6 Discoveries made While Toning My Flabby Prose
1. The more I challenge my voice, the better writer I become. We writers can sometimes grow too comfortable in our word choices and body language.
2. The more I read my favorite authors’ books, the better writer I become. Characters strengthen into real and unique heroes, heroines, and villains.
3. The more quality movies I see, the better writer I become. Dialogue, setting, and body language show am amazing and credible story.
4. The more time I spend with others, the better writer I become. I learn from their lives what’s critical in today’s world, and create my stories around those needs.
5. The more passion I develop for my story and characters, the more my writing comes alive. When I can’t eat or sleep because my characters are in the midst of a problem, I have a story that is real.
6. The more time I spend in prayer, the better writer I become.
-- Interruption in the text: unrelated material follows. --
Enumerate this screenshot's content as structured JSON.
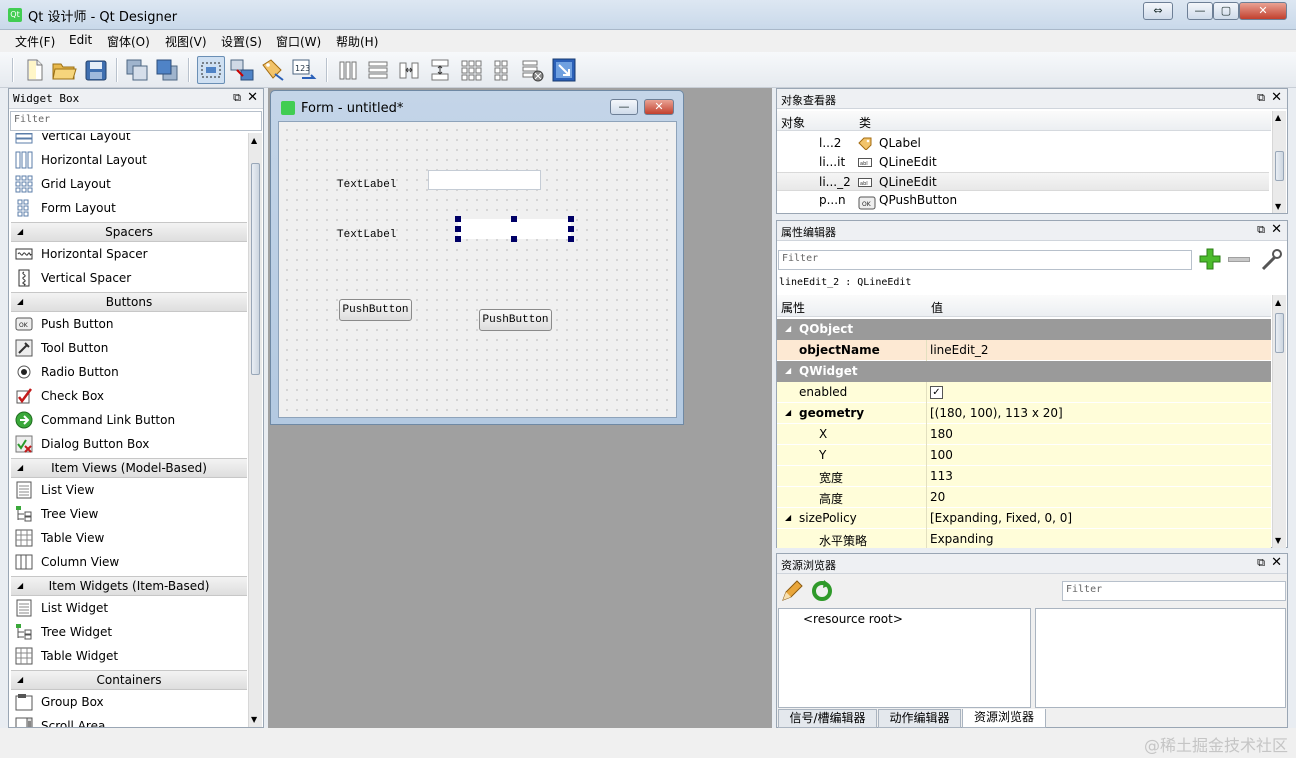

The story steps from the writer zone to the infinite possibilities of the great Creator.

Here’s my challenge to you. 
If your prose has grown lax, and flabbiness has inched its way into your writing, stop and assess you’re style. Bestselling writers gauge their writing habits so their stories reach into our hearts and never let us go. I want those qualities in every one of my stories.
My arms and writing are getting tighter and tighter. What about you?

Don't forget to join the conversation!

6 Discoveries best-selling author @DiAnnMills made while trimming flabby prose - on @EdieMelson (Click to Tweet)

How is flabby prose like flabby arms? @DiAnnMills has the answer-and tips to help on @EdieMelson (Click to Tweet)

DiAnn Mills is a bestselling author who believes her readers should expect an adventure. She currently has more than sixty books published. Her titles have appeared on the CBA and ECPA bestseller lists; won two Christy Awards; and been finalists for the RITA, Daphne Du Maurier, Inspirational Readers’ Choice, and Carol award contests. DiAnn is a founding board member of the American Christian Fiction Writers; the 2014 president of the Romance Writers of America’s Faith, Hope, & Love chapter; and a member of Inspirational Writers Alive, Advanced Writers and Speakers Association, and International Thriller Writers. She speaks to various groups and teaches writing workshops around the country. DiAnn is also a craftsman mentor for the Jerry B. Jenkins Christian Writers Guild. She and her husband live in sunny Houston, Texas. Visit her website at and connect with her on


  1. Thank you, DiAnn. Working our craft muscles is as important as a physical workout.

    1. Hi Henry, It's way too easy to write fluff. See you at the ACFW!

  2. Great article DiAnn and helpful for my arms (they do flap in the breeze) as well as my writing. I tend to go on for days and need to tighten my prose. Will be using your advice, for sure! Won't be in St. Louis, but maybe next year in Dallas. Love ya!

  3. I love this DiAnn! And oh, how I could identify--not only with with writing, but the arms as well. :-(
    Hugs, my friend!

    1. The arms have a lot to do with our . . . stage in life. :)

  4. DiAnn and Vonda, my arms were a problem way before I hit this "stage in life." :) Thanks for some valuable info. It just shows that no matter how long we've been writing, there's always more to learn and more growing to do. We all have to dig a little deeper.